The French playwright Ernest Legouve met one of his closest friends at a concert one evening. "One of my neighbors rises from his seat," he recalled, "and bending toward the orchestra shouts in a voice of thunder: 'You don't want two flutes there, you brutes! You want two piccolos! Two piccolos, do you hear? Oh, the brutes!' Having said this, he simply sits down again, scowling indignantly. Amidst the general tumult produced by this outburst, I turn around and see a young man trembling with passion, his hands clenched, his eyes flashing, and a head of hair -- such a head of hair.

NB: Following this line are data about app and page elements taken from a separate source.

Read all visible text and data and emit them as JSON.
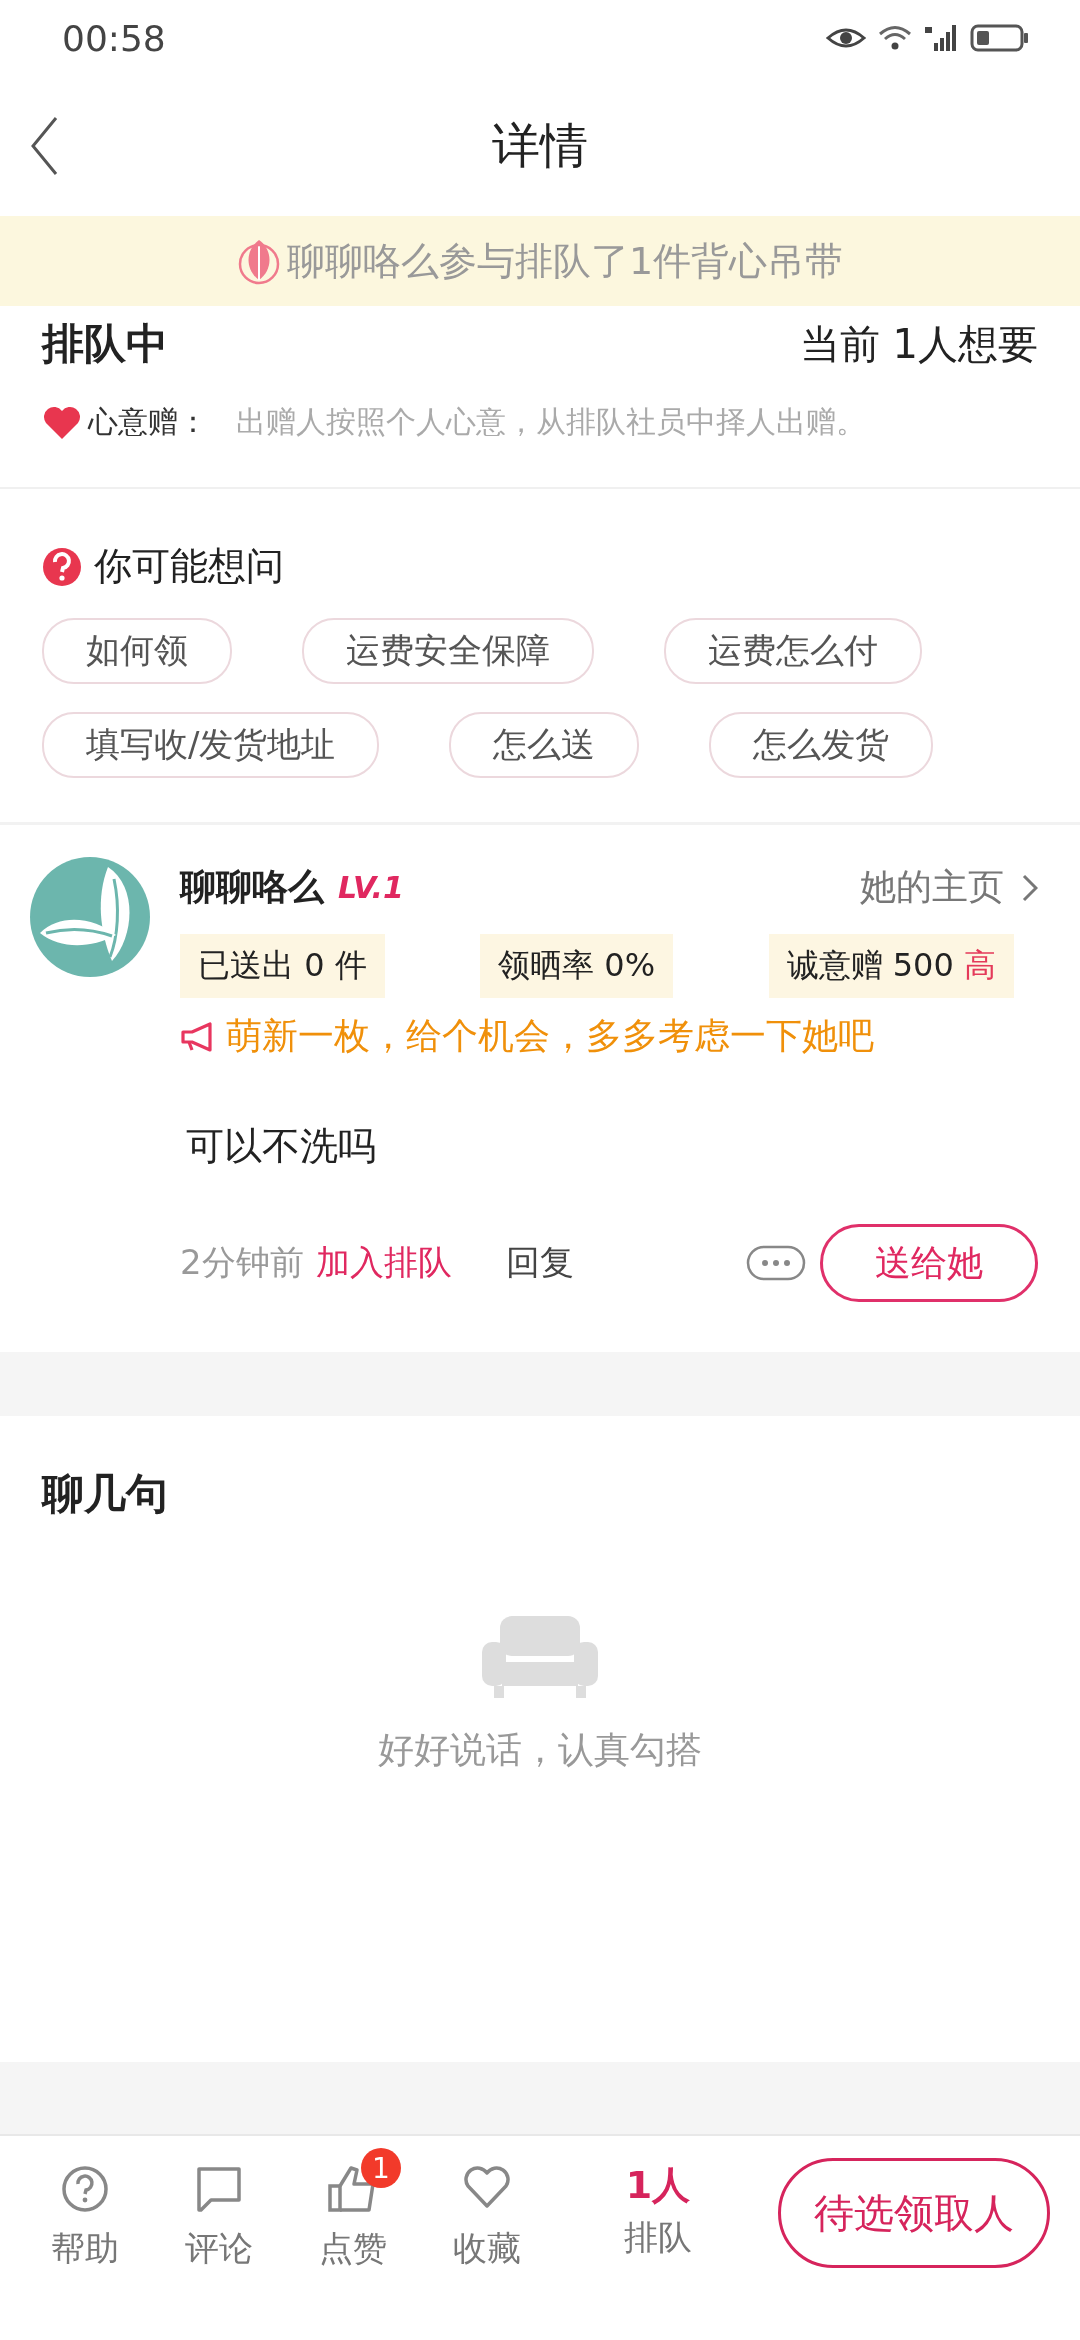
{
  "status_bar": {
    "time": "00:58"
  },
  "header": {
    "title": "详情"
  },
  "banner": {
    "text": "聊聊咯么参与排队了1件背心吊带"
  },
  "queue": {
    "status": "排队中",
    "count": "当前 1人想要",
    "mode_label": "心意赠：",
    "mode_desc": "出赠人按照个人心意，从排队社员中择人出赠。"
  },
  "faq": {
    "title": "你可能想问",
    "chips": [
      "如何领",
      "运费安全保障",
      "运费怎么付",
      "填写收/发货地址",
      "怎么送",
      "怎么发货"
    ]
  },
  "entry": {
    "name": "聊聊咯么",
    "level": "LV.1",
    "profile_link": "她的主页",
    "stats": [
      {
        "text": "已送出 0 件"
      },
      {
        "text": "领晒率 0%"
      },
      {
        "text": "诚意赠 500",
        "tag": "高"
      }
    ],
    "notice": "萌新一枚，给个机会，多多考虑一下她吧",
    "comment": "可以不洗吗",
    "time": "2分钟前",
    "action": "加入排队",
    "reply": "回复",
    "give_button": "送给她"
  },
  "chat": {
    "title": "聊几句",
    "empty_text": "好好说话，认真勾搭"
  },
  "bottom_bar": {
    "tabs": [
      {
        "kind": "help",
        "label": "帮助"
      },
      {
        "kind": "comment",
        "label": "评论"
      },
      {
        "kind": "like",
        "label": "点赞",
        "badge": "1"
      },
      {
        "kind": "favorite",
        "label": "收藏"
      }
    ],
    "queue_count": "1人",
    "queue_label": "排队",
    "primary_button": "待选领取人"
  }
}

It looked like an enourmous umbrella of hair, projecting something like a moveable awning over a beak of a bird of prey."
It was Hector Berlioz.